But here's the good news. What can be fixed is the behavior that led you to this opinion in the first place. For that, of course, you first need to identify the behavior.
Suppose Joe has stopped coming to meetings. In casual conversation, someone might say "Joe thinks he's just too important to show up at meetings."
Now putting aside for a moment the fact that that may not be true, the meeting issue is a specific one that can be addressed because it's based on fact: Joe's absence.
Instead of approaching Joe with an accusation about a perceived character flaw, which would undoubtedly invite an emotional reaction, you can discuss a business process that is breaking down.
You might say, "Joe, at yesterday's meeting we had to make a crucial decision on behalf of our new client, XYZ Company, but because you weren't there we didn't have a piece of information that was vital to the decision. That hurt relations with our client." At this point, let Joe comment and see where the discussion goes.
From there, depending on the conversation, you might say, "Actually, Joe, we've noticed you've missed three or four meetings over the past couple of months. Any particular reason?" Now you might get a diatribe about long, drawn out meetings being a waste of time (which might well have been bothering others too), or perhaps some surprising comments you never expected.
But the point is, you've opened up the possibility of dialog about the effects of his behavior, and that's something that can be worked out.
One reason dealing with "difficult" people is a challenge is that you can't "fix" something that's perceived as a character flaw, whether it's ego or laziness or stubbornness or selfishness or anything else. But you can work on correcting disruptive or negative behavior and that can be well worthwhile.
Focus on the behavior that's causing the problem, and consider how you might help the person overcome it to everyone's benefit.
Are you willing to give it a try, or will you just keep complaining about "the big egos around here"?
Helen Wilkie is a professional keynote speaker and workshop leader specializing in communication at work.

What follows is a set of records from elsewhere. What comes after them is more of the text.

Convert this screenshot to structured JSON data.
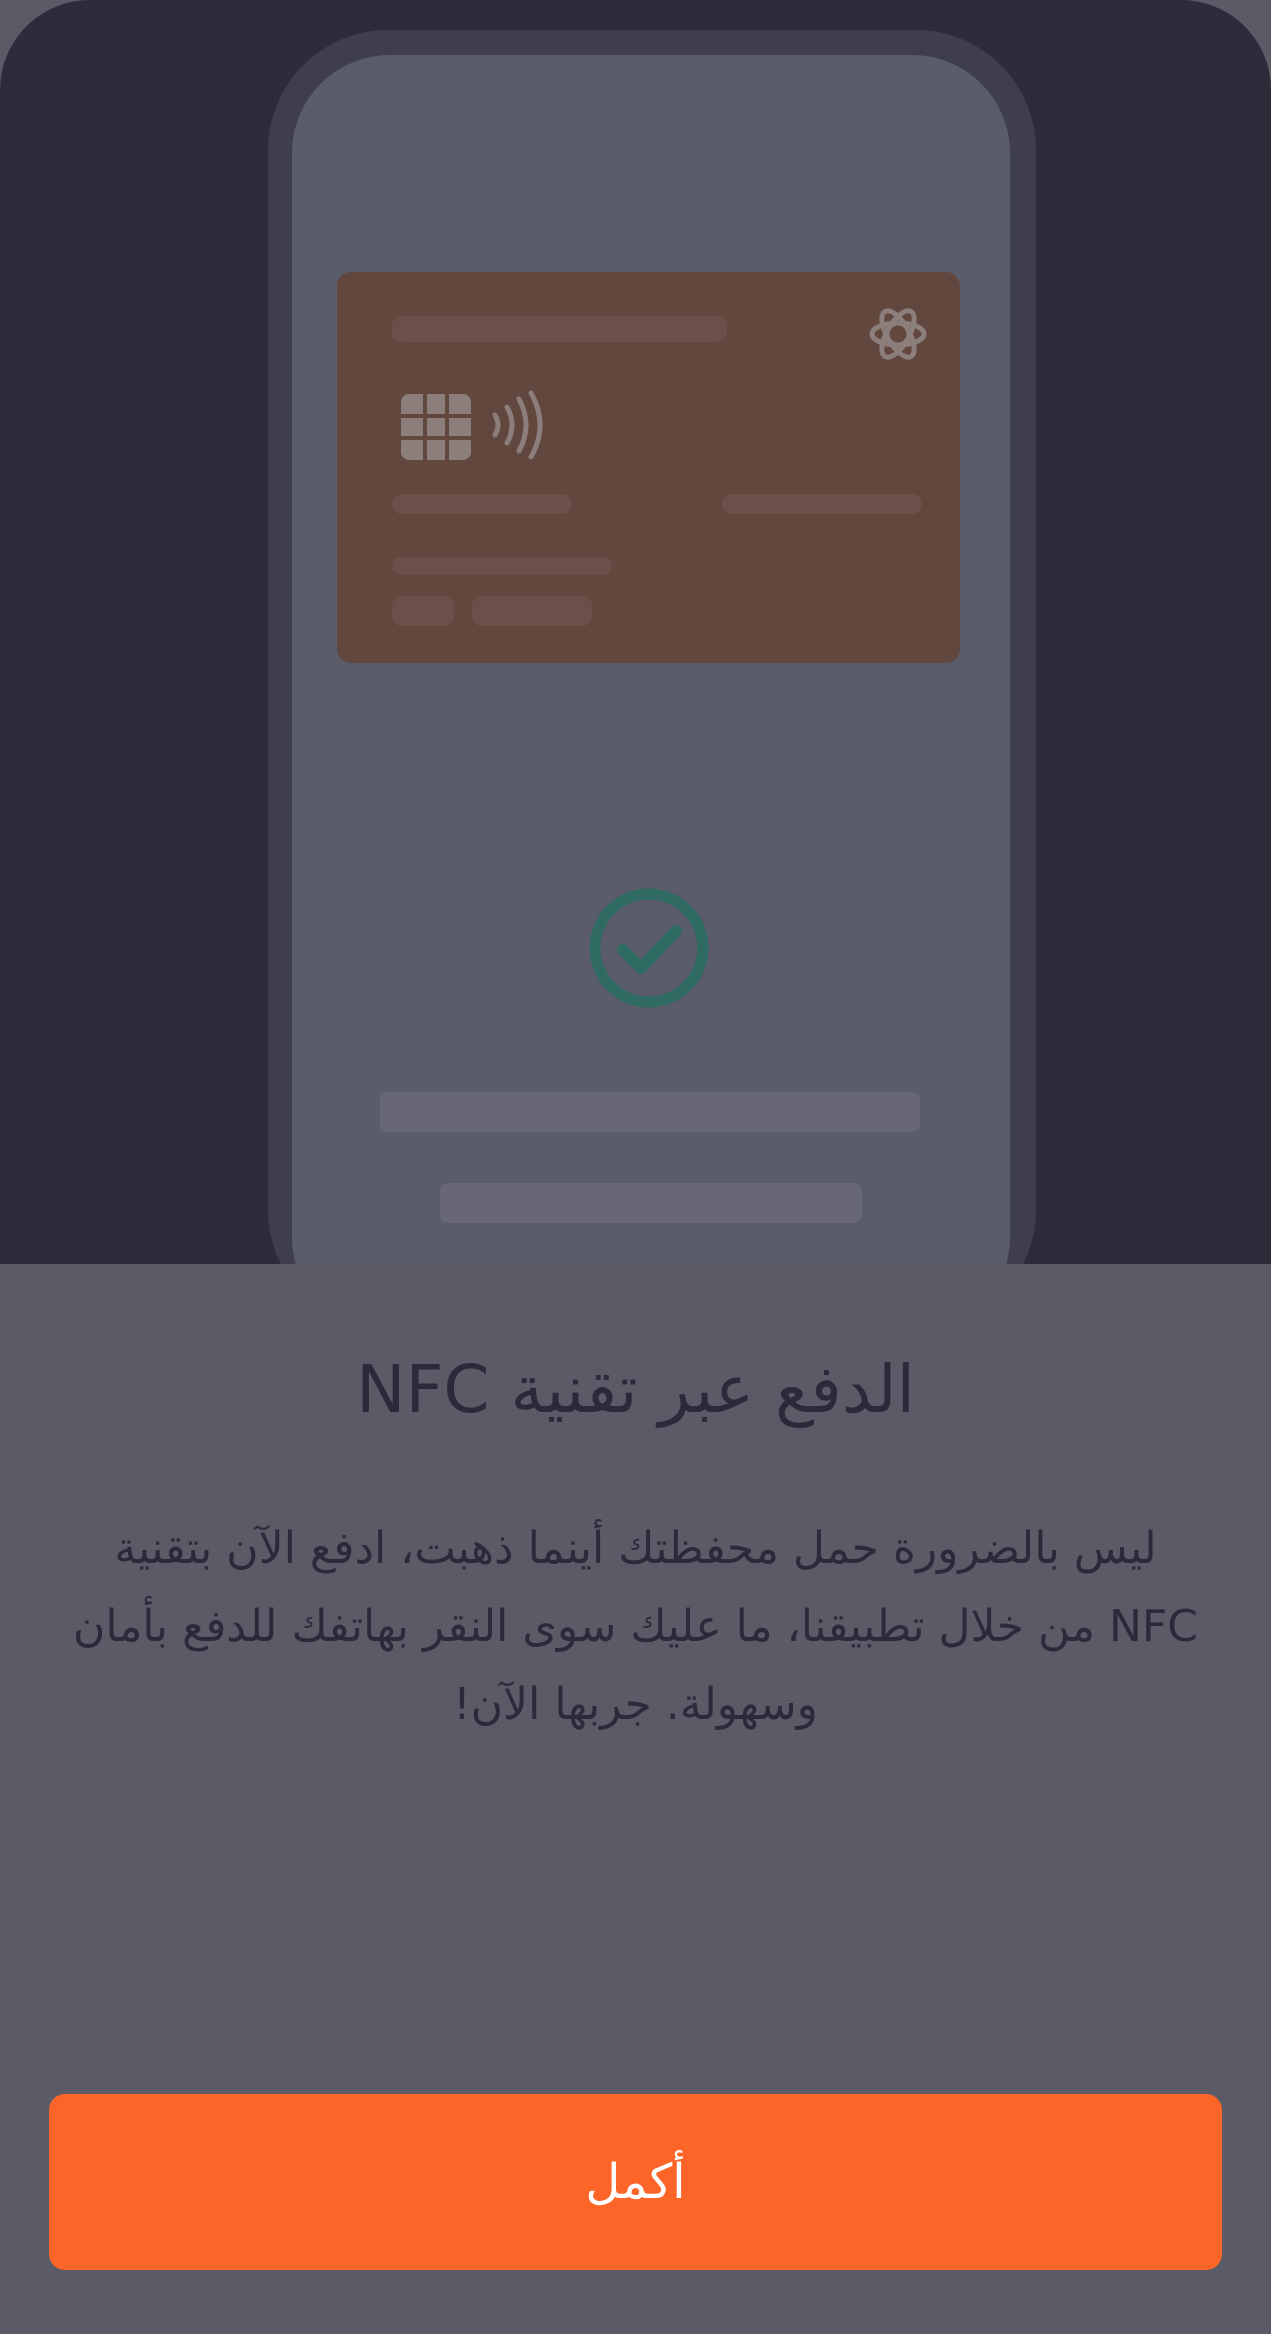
{
  "onboarding": {
    "title": "الدفع عبر تقنية NFC",
    "description": "ليس بالضرورة حمل محفظتك أينما ذهبت، ادفع الآن بتقنية NFC من خلال تطبيقنا، ما عليك سوى النقر بهاتفك للدفع بأمان وسهولة. جربها الآن!",
    "continue_label": "أكمل"
  },
  "illustration": {
    "card_color": "#62473e",
    "check_color": "#2f6b62"
  },
  "colors": {
    "accent": "#fc6428",
    "sheet_background": "#5b5b68",
    "hero_background": "#2d2c3a",
    "text": "#2b2a38"
  }
}
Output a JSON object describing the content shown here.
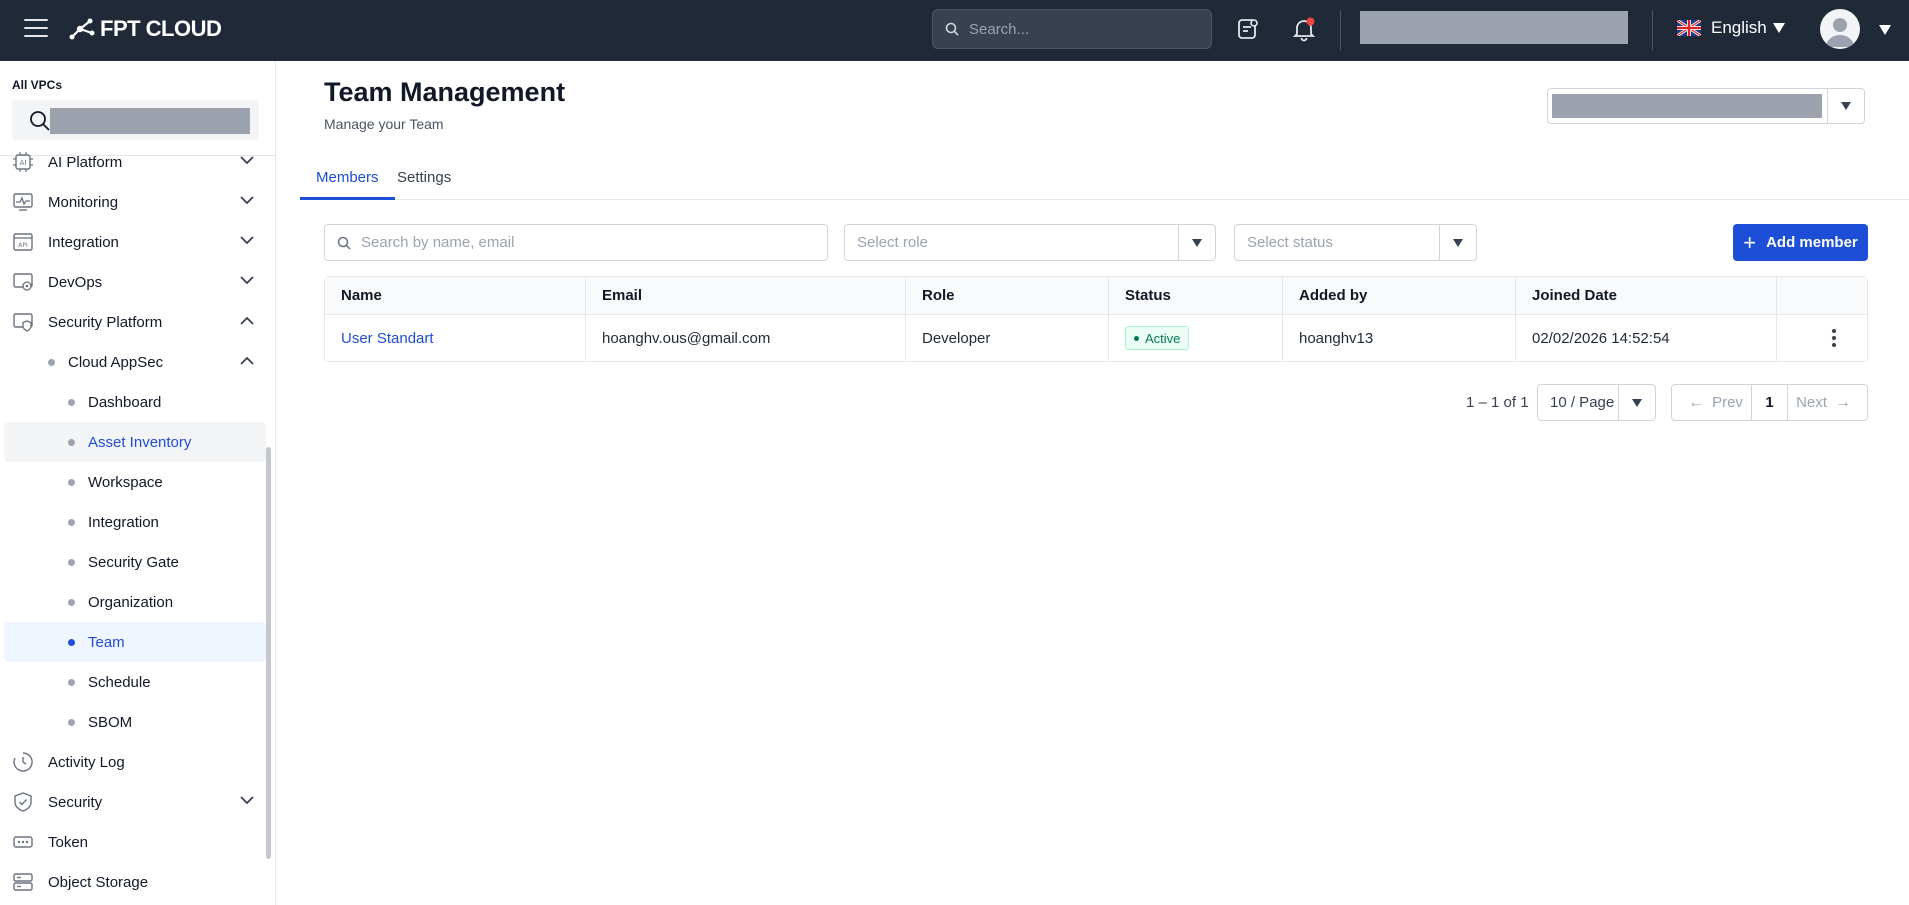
{
  "header": {
    "brand": "FPT CLOUD",
    "search_placeholder": "Search...",
    "language": "English"
  },
  "sidebar": {
    "vpc_label": "All VPCs",
    "items": [
      {
        "label": "AI Platform",
        "icon": "ai-chip-icon"
      },
      {
        "label": "Monitoring",
        "icon": "monitor-icon"
      },
      {
        "label": "Integration",
        "icon": "api-icon"
      },
      {
        "label": "DevOps",
        "icon": "devops-icon"
      },
      {
        "label": "Security Platform",
        "icon": "security-platform-icon"
      },
      {
        "label": "Cloud AppSec"
      },
      {
        "label": "Dashboard"
      },
      {
        "label": "Asset Inventory"
      },
      {
        "label": "Workspace"
      },
      {
        "label": "Integration"
      },
      {
        "label": "Security Gate"
      },
      {
        "label": "Organization"
      },
      {
        "label": "Team"
      },
      {
        "label": "Schedule"
      },
      {
        "label": "SBOM"
      },
      {
        "label": "Activity Log",
        "icon": "clock-icon"
      },
      {
        "label": "Security",
        "icon": "shield-icon"
      },
      {
        "label": "Token",
        "icon": "token-icon"
      },
      {
        "label": "Object Storage",
        "icon": "storage-icon"
      }
    ]
  },
  "page": {
    "title": "Team Management",
    "subtitle": "Manage your Team",
    "tabs": [
      "Members",
      "Settings"
    ]
  },
  "filters": {
    "search_placeholder": "Search by name, email",
    "role_placeholder": "Select role",
    "status_placeholder": "Select status",
    "add_button": "Add member"
  },
  "table": {
    "columns": [
      "Name",
      "Email",
      "Role",
      "Status",
      "Added by",
      "Joined Date"
    ],
    "rows": [
      {
        "name": "User Standart",
        "email": "hoanghv.ous@gmail.com",
        "role": "Developer",
        "status": "Active",
        "added_by": "hoanghv13",
        "joined": "02/02/2026 14:52:54"
      }
    ]
  },
  "pagination": {
    "range": "1 – 1 of 1",
    "page_size": "10 / Page",
    "prev": "Prev",
    "current": "1",
    "next": "Next"
  },
  "colors": {
    "topbar": "#1f2937",
    "accent": "#1d4ed8",
    "active_badge": "#047857",
    "notification": "#ef4444"
  }
}
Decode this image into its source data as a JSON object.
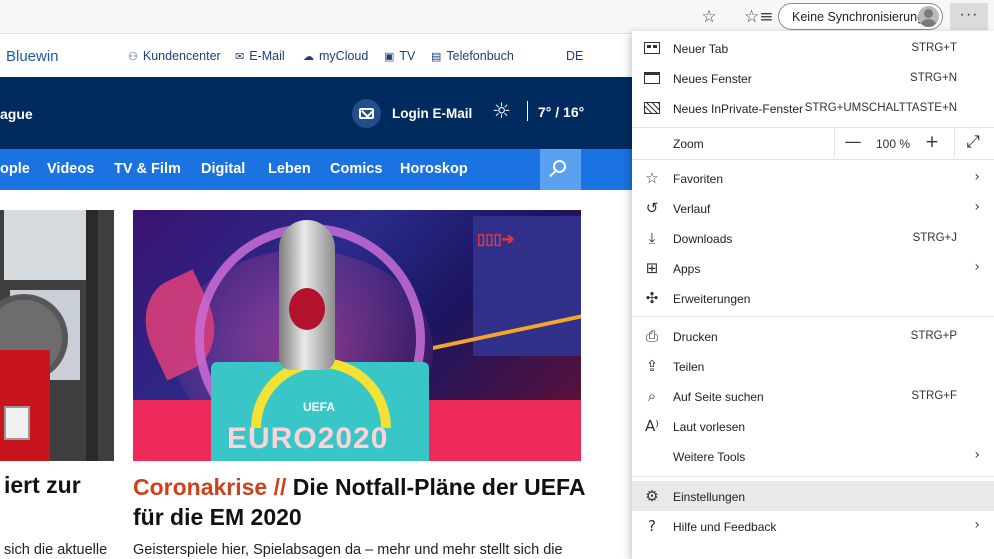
{
  "toolbar": {
    "star_icon": "star-icon",
    "favorites_icon": "favorites-list-icon",
    "sync_label": "Keine Synchronisierung",
    "more_label": "···"
  },
  "site": {
    "brand": "Bluewin",
    "top_links": [
      {
        "icon": "person-icon",
        "label": "Kundencenter"
      },
      {
        "icon": "mail-icon",
        "label": "E-Mail"
      },
      {
        "icon": "cloud-icon",
        "label": "myCloud"
      },
      {
        "icon": "tv-icon",
        "label": "TV"
      },
      {
        "icon": "phonebook-icon",
        "label": "Telefonbuch"
      }
    ],
    "lang": "DE",
    "band_text": "ague",
    "login_label": "Login E-Mail",
    "weather": "7° / 16°",
    "nav": [
      "ople",
      "Videos",
      "TV & Film",
      "Digital",
      "Leben",
      "Comics",
      "Horoskop"
    ],
    "left_headline": "iert zur",
    "left_teaser": "sich die aktuelle",
    "main_kicker": "Coronakrise //",
    "main_headline": "Die Notfall-Pläne der UEFA für die EM 2020",
    "main_teaser": "Geisterspiele hier, Spielabsagen da – mehr und mehr stellt sich die",
    "image_text": "EURO2020",
    "image_text_small": "UEFA"
  },
  "menu": {
    "items": [
      {
        "label": "Neuer Tab",
        "shortcut": "STRG+T",
        "icon": "new-tab-icon"
      },
      {
        "label": "Neues Fenster",
        "shortcut": "STRG+N",
        "icon": "new-window-icon"
      },
      {
        "label": "Neues InPrivate-Fenster",
        "shortcut": "STRG+UMSCHALTTASTE+N",
        "icon": "inprivate-icon"
      },
      {
        "label": "Favoriten",
        "shortcut": "",
        "icon": "favorites-star-icon"
      },
      {
        "label": "Verlauf",
        "shortcut": "",
        "icon": "history-icon"
      },
      {
        "label": "Downloads",
        "shortcut": "STRG+J",
        "icon": "download-icon"
      },
      {
        "label": "Apps",
        "shortcut": "",
        "icon": "apps-icon"
      },
      {
        "label": "Erweiterungen",
        "shortcut": "",
        "icon": "extensions-icon"
      },
      {
        "label": "Drucken",
        "shortcut": "STRG+P",
        "icon": "print-icon"
      },
      {
        "label": "Teilen",
        "shortcut": "",
        "icon": "share-icon"
      },
      {
        "label": "Auf Seite suchen",
        "shortcut": "STRG+F",
        "icon": "find-icon"
      },
      {
        "label": "Laut vorlesen",
        "shortcut": "",
        "icon": "read-aloud-icon"
      },
      {
        "label": "Weitere Tools",
        "shortcut": "",
        "icon": ""
      },
      {
        "label": "Einstellungen",
        "shortcut": "",
        "icon": "settings-icon"
      },
      {
        "label": "Hilfe und Feedback",
        "shortcut": "",
        "icon": "help-icon"
      }
    ],
    "zoom": {
      "label": "Zoom",
      "value": "100 %",
      "minus": "—",
      "plus": "+",
      "fullscreen": "⤢"
    },
    "arrow": "›"
  }
}
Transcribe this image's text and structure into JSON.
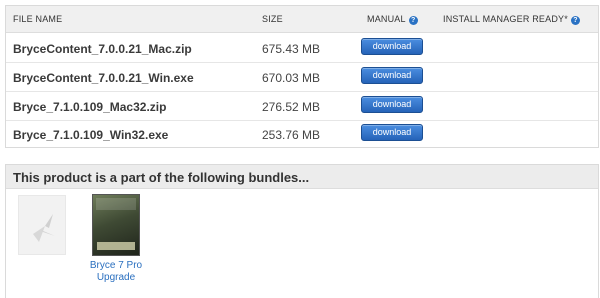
{
  "files_table": {
    "headers": {
      "file_name": "FILE NAME",
      "size": "SIZE",
      "manual": "MANUAL",
      "install_manager": "INSTALL MANAGER READY*"
    },
    "help_icon_glyph": "?",
    "rows": [
      {
        "name": "BryceContent_7.0.0.21_Mac.zip",
        "size": "675.43 MB",
        "button": "download"
      },
      {
        "name": "BryceContent_7.0.0.21_Win.exe",
        "size": "670.03 MB",
        "button": "download"
      },
      {
        "name": "Bryce_7.1.0.109_Mac32.zip",
        "size": "276.52 MB",
        "button": "download"
      },
      {
        "name": "Bryce_7.1.0.109_Win32.exe",
        "size": "253.76 MB",
        "button": "download"
      }
    ]
  },
  "bundles": {
    "title": "This product is a part of the following bundles...",
    "items": [
      {
        "name": "Bryce 7 Pro Upgrade"
      }
    ]
  },
  "colors": {
    "accent_blue": "#2a72c4",
    "link_blue": "#2a6fbf",
    "header_bg": "#f0f0f0"
  }
}
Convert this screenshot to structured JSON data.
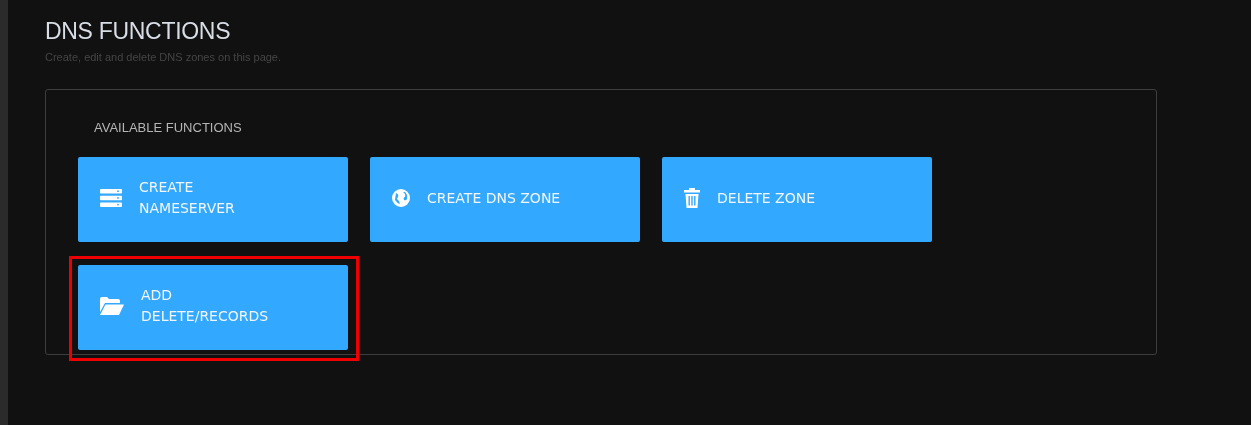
{
  "page": {
    "title": "DNS FUNCTIONS",
    "subtitle": "Create, edit and delete DNS zones on this page."
  },
  "panel": {
    "heading": "AVAILABLE FUNCTIONS",
    "buttons": [
      {
        "kind": "server",
        "lines": [
          "CREATE",
          "NAMESERVER"
        ],
        "highlighted": false
      },
      {
        "kind": "globe",
        "lines": [
          "CREATE DNS ZONE"
        ],
        "highlighted": false
      },
      {
        "kind": "trash",
        "lines": [
          "DELETE ZONE"
        ],
        "highlighted": false
      },
      {
        "kind": "folder",
        "lines": [
          "ADD",
          "DELETE/RECORDS"
        ],
        "highlighted": true
      }
    ]
  }
}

Subscribe here to her free e-zine, Communi-keys at and get your free 40-page e-book, 23 Ideas You Can Use Right Now to Communicate and Succeed In Your Business Career! Browse her main website at www.mhwcom.com.